== Available data ==
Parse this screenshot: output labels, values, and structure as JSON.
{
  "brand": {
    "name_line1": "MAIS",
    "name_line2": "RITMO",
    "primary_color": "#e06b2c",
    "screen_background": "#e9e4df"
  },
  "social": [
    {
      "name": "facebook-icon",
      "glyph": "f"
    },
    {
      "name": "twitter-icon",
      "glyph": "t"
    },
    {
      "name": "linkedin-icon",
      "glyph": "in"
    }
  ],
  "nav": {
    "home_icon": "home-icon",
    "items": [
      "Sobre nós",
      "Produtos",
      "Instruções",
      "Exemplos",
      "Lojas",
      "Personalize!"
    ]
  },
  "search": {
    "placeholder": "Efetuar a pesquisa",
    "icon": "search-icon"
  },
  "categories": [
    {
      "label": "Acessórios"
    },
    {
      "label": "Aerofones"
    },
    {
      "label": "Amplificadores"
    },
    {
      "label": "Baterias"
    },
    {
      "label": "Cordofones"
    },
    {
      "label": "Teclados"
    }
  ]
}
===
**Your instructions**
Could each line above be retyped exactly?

**Solution for this task**
Parse this screenshot: output labels, values, and structure as JSON.
{
  "brand": {
    "name_line1": "MAIS",
    "name_line2": "RITMO",
    "primary_color": "#e06b2c",
    "screen_background": "#e9e4df"
  },
  "social": [
    {
      "name": "facebook-icon",
      "glyph": "f"
    },
    {
      "name": "twitter-icon",
      "glyph": "t"
    },
    {
      "name": "linkedin-icon",
      "glyph": "in"
    }
  ],
  "nav": {
    "home_icon": "home-icon",
    "items": [
      "Sobre nós",
      "Produtos",
      "Instruções",
      "Exemplos",
      "Lojas",
      "Personalize!"
    ]
  },
  "search": {
    "placeholder": "Efetuar a pesquisa",
    "icon": "search-icon"
  },
  "categories": [
    {
      "label": "Acessórios"
    },
    {
      "label": "Aerofones"
    },
    {
      "label": "Amplificadores"
    },
    {
      "label": "Baterias"
    },
    {
      "label": "Cordofones"
    },
    {
      "label": "Teclados"
    }
  ]
}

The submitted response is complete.